**** Excerpted records ****

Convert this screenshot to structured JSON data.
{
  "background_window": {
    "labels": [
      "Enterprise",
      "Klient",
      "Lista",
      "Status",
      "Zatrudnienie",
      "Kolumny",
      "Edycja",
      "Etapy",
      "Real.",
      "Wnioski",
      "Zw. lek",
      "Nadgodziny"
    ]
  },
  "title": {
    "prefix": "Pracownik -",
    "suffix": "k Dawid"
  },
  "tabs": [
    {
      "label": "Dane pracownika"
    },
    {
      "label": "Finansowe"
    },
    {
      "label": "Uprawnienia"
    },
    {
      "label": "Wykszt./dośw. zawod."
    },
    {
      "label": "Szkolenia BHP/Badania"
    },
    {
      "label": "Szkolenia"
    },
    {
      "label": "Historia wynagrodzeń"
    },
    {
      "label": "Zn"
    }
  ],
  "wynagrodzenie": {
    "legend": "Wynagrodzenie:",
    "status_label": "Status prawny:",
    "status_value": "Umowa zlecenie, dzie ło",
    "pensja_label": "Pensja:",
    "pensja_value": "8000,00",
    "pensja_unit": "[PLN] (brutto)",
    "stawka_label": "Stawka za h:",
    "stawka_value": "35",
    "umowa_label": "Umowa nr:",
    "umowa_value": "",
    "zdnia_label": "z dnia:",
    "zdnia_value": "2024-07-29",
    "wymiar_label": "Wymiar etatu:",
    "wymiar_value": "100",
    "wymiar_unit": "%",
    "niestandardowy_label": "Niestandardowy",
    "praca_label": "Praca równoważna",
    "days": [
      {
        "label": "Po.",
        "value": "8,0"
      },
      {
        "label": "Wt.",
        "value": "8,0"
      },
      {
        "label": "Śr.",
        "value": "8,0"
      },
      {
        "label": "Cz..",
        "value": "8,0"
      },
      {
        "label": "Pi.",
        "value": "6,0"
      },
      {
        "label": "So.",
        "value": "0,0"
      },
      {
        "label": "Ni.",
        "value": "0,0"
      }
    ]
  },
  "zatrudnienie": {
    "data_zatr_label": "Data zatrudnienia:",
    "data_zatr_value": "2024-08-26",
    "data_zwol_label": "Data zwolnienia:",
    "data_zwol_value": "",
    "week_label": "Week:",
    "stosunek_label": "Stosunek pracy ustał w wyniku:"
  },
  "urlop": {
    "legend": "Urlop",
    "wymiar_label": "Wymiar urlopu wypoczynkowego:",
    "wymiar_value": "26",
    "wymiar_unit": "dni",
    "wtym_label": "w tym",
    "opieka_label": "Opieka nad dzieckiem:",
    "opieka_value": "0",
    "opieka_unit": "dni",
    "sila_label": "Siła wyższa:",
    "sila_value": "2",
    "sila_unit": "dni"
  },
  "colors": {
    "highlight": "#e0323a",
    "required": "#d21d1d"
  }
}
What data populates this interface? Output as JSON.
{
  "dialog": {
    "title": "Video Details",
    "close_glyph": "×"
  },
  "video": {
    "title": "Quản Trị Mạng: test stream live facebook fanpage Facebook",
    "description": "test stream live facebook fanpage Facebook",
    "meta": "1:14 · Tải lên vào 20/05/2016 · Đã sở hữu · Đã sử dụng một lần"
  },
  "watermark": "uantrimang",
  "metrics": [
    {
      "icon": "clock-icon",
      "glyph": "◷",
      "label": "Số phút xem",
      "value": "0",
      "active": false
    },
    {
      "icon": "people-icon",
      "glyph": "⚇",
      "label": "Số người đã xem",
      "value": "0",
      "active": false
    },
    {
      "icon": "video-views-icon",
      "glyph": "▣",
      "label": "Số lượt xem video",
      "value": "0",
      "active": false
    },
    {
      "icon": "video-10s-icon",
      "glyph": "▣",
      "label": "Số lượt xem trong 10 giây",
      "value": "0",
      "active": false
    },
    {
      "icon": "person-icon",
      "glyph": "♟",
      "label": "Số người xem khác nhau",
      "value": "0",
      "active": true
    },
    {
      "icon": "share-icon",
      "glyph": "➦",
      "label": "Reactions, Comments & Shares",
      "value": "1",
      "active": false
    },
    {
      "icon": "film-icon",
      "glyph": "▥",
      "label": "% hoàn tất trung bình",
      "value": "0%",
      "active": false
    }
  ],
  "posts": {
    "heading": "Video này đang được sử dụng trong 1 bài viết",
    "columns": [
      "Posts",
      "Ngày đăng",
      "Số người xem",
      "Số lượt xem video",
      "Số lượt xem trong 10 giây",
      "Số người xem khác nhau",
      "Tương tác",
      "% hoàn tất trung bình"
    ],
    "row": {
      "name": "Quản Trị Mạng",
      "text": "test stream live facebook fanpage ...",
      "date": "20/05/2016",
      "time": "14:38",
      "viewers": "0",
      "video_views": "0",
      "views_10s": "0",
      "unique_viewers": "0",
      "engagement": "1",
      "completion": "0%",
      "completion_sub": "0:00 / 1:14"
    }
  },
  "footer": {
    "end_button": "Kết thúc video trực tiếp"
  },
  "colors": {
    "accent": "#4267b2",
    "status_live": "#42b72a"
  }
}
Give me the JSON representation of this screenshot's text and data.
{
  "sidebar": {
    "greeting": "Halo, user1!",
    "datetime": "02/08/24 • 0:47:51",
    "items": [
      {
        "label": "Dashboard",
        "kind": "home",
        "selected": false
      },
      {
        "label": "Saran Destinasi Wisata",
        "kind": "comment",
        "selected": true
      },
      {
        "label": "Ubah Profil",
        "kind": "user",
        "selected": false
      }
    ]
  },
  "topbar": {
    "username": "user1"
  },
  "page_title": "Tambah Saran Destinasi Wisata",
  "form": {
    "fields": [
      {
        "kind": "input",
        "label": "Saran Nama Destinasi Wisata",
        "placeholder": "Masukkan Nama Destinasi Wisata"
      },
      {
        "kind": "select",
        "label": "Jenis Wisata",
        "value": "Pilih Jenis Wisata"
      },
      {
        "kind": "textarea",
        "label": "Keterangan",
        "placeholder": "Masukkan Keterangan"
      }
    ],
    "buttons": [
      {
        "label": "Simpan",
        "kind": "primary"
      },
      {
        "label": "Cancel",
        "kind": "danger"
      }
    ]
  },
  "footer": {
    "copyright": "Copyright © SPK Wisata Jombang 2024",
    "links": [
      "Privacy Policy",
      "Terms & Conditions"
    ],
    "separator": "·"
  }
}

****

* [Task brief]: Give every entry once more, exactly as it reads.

* [Written solution]:
Convert this screenshot to structured JSON data.
{
  "background_window": {
    "labels": [
      "Enterprise",
      "Klient",
      "Lista",
      "Status",
      "Zatrudnienie",
      "Kolumny",
      "Edycja",
      "Etapy",
      "Real.",
      "Wnioski",
      "Zw. lek",
      "Nadgodziny"
    ]
  },
  "title": {
    "prefix": "Pracownik -",
    "suffix": "k Dawid"
  },
  "tabs": [
    {
      "label": "Dane pracownika"
    },
    {
      "label": "Finansowe"
    },
    {
      "label": "Uprawnienia"
    },
    {
      "label": "Wykszt./dośw. zawod."
    },
    {
      "label": "Szkolenia BHP/Badania"
    },
    {
      "label": "Szkolenia"
    },
    {
      "label": "Historia wynagrodzeń"
    },
    {
      "label": "Zn"
    }
  ],
  "wynagrodzenie": {
    "legend": "Wynagrodzenie:",
    "status_label": "Status prawny:",
    "status_value": "Umowa zlecenie, dzie ło",
    "pensja_label": "Pensja:",
    "pensja_value": "8000,00",
    "pensja_unit": "[PLN] (brutto)",
    "stawka_label": "Stawka za h:",
    "stawka_value": "35",
    "umowa_label": "Umowa nr:",
    "umowa_value": "",
    "zdnia_label": "z dnia:",
    "zdnia_value": "2024-07-29",
    "wymiar_label": "Wymiar etatu:",
    "wymiar_value": "100",
    "wymiar_unit": "%",
    "niestandardowy_label": "Niestandardowy",
    "praca_label": "Praca równoważna",
    "days": [
      {
        "label": "Po.",
        "value": "8,0"
      },
      {
        "label": "Wt.",
        "value": "8,0"
      },
      {
        "label": "Śr.",
        "value": "8,0"
      },
      {
        "label": "Cz..",
        "value": "8,0"
      },
      {
        "label": "Pi.",
        "value": "6,0"
      },
      {
        "label": "So.",
        "value": "0,0"
      },
      {
        "label": "Ni.",
        "value": "0,0"
      }
    ]
  },
  "zatrudnienie": {
    "data_zatr_label": "Data zatrudnienia:",
    "data_zatr_value": "2024-08-26",
    "data_zwol_label": "Data zwolnienia:",
    "data_zwol_value": "",
    "week_label": "Week:",
    "stosunek_label": "Stosunek pracy ustał w wyniku:"
  },
  "urlop": {
    "legend": "Urlop",
    "wymiar_label": "Wymiar urlopu wypoczynkowego:",
    "wymiar_value": "26",
    "wymiar_unit": "dni",
    "wtym_label": "w tym",
    "opieka_label": "Opieka nad dzieckiem:",
    "opieka_value": "0",
    "opieka_unit": "dni",
    "sila_label": "Siła wyższa:",
    "sila_value": "2",
    "sila_unit": "dni"
  },
  "colors": {
    "highlight": "#e0323a",
    "required": "#d21d1d"
  }
}
What data populates this interface? Output as JSON.
{
  "dialog": {
    "title": "Video Details",
    "close_glyph": "×"
  },
  "video": {
    "title": "Quản Trị Mạng: test stream live facebook fanpage Facebook",
    "description": "test stream live facebook fanpage Facebook",
    "meta": "1:14 · Tải lên vào 20/05/2016 · Đã sở hữu · Đã sử dụng một lần"
  },
  "watermark": "uantrimang",
  "metrics": [
    {
      "icon": "clock-icon",
      "glyph": "◷",
      "label": "Số phút xem",
      "value": "0",
      "active": false
    },
    {
      "icon": "people-icon",
      "glyph": "⚇",
      "label": "Số người đã xem",
      "value": "0",
      "active": false
    },
    {
      "icon": "video-views-icon",
      "glyph": "▣",
      "label": "Số lượt xem video",
      "value": "0",
      "active": false
    },
    {
      "icon": "video-10s-icon",
      "glyph": "▣",
      "label": "Số lượt xem trong 10 giây",
      "value": "0",
      "active": false
    },
    {
      "icon": "person-icon",
      "glyph": "♟",
      "label": "Số người xem khác nhau",
      "value": "0",
      "active": true
    },
    {
      "icon": "share-icon",
      "glyph": "➦",
      "label": "Reactions, Comments & Shares",
      "value": "1",
      "active": false
    },
    {
      "icon": "film-icon",
      "glyph": "▥",
      "label": "% hoàn tất trung bình",
      "value": "0%",
      "active": false
    }
  ],
  "posts": {
    "heading": "Video này đang được sử dụng trong 1 bài viết",
    "columns": [
      "Posts",
      "Ngày đăng",
      "Số người xem",
      "Số lượt xem video",
      "Số lượt xem trong 10 giây",
      "Số người xem khác nhau",
      "Tương tác",
      "% hoàn tất trung bình"
    ],
    "row": {
      "name": "Quản Trị Mạng",
      "text": "test stream live facebook fanpage ...",
      "date": "20/05/2016",
      "time": "14:38",
      "viewers": "0",
      "video_views": "0",
      "views_10s": "0",
      "unique_viewers": "0",
      "engagement": "1",
      "completion": "0%",
      "completion_sub": "0:00 / 1:14"
    }
  },
  "footer": {
    "end_button": "Kết thúc video trực tiếp"
  },
  "colors": {
    "accent": "#4267b2",
    "status_live": "#42b72a"
  }
}
Give me the JSON representation of this screenshot's text and data.
{
  "sidebar": {
    "greeting": "Halo, user1!",
    "datetime": "02/08/24 • 0:47:51",
    "items": [
      {
        "label": "Dashboard",
        "kind": "home",
        "selected": false
      },
      {
        "label": "Saran Destinasi Wisata",
        "kind": "comment",
        "selected": true
      },
      {
        "label": "Ubah Profil",
        "kind": "user",
        "selected": false
      }
    ]
  },
  "topbar": {
    "username": "user1"
  },
  "page_title": "Tambah Saran Destinasi Wisata",
  "form": {
    "fields": [
      {
        "kind": "input",
        "label": "Saran Nama Destinasi Wisata",
        "placeholder": "Masukkan Nama Destinasi Wisata"
      },
      {
        "kind": "select",
        "label": "Jenis Wisata",
        "value": "Pilih Jenis Wisata"
      },
      {
        "kind": "textarea",
        "label": "Keterangan",
        "placeholder": "Masukkan Keterangan"
      }
    ],
    "buttons": [
      {
        "label": "Simpan",
        "kind": "primary"
      },
      {
        "label": "Cancel",
        "kind": "danger"
      }
    ]
  },
  "footer": {
    "copyright": "Copyright © SPK Wisata Jombang 2024",
    "links": [
      "Privacy Policy",
      "Terms & Conditions"
    ],
    "separator": "·"
  }
}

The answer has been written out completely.